U.S. Classification701/37, 280/6.159
International ClassificationB60G17/015, F16F9/50, B60G17/06, B60G17/0165
Cooperative ClassificationB60G2400/91, B60G2600/184, B60G2400/206, B60G2400/60, B60G2800/162, B60G17/06, B60G2800/916, B60G17/0152, B60G17/0165, B60G2600/02, B60G2500/10
European ClassificationB60G17/06, B60G17/015B, B60G17/0165
Legal Events
DateCodeEventDescription

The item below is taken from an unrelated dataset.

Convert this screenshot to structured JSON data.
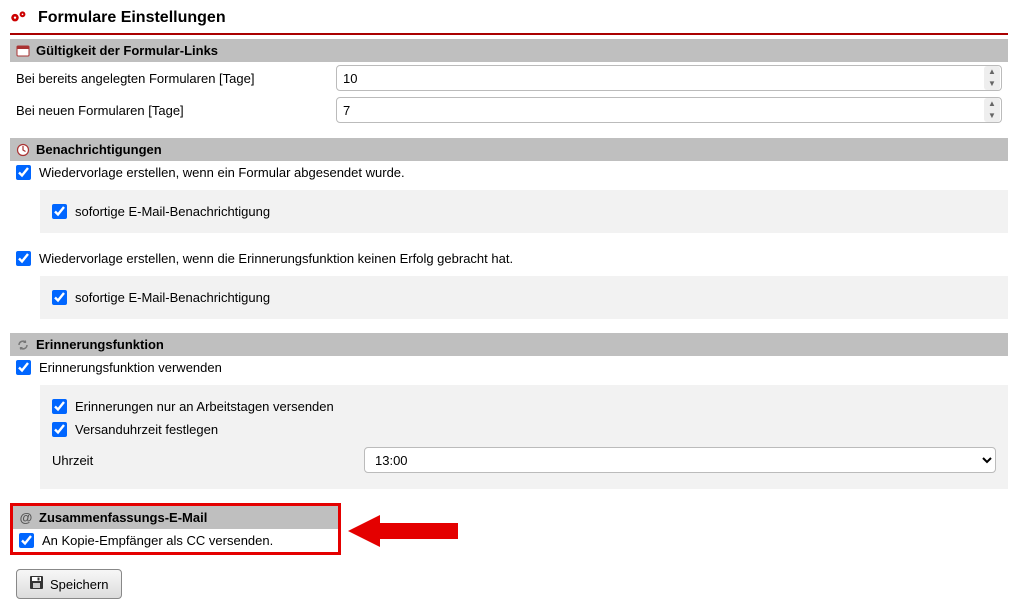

Nov 27, 2001FPExpired due to failure to pay maintenance fee
Effective date: 20010923
Sep 23, 2001LAPSLapse for failure to pay maintenance fees
Apr 17, 2001REMIMaintenance fee reminder mailed
Oct 23, 1995ASAssignment
Owner name: NISSAN MOTOR CO., LTD., JAPAN
Free format text: ASSIGNMENT OF ASSIGNORS INTEREST;ASSIGNOR:TATARAZAKO, TAKAHISA;REEL/FRAME:007676/0663
Effective date: 19950711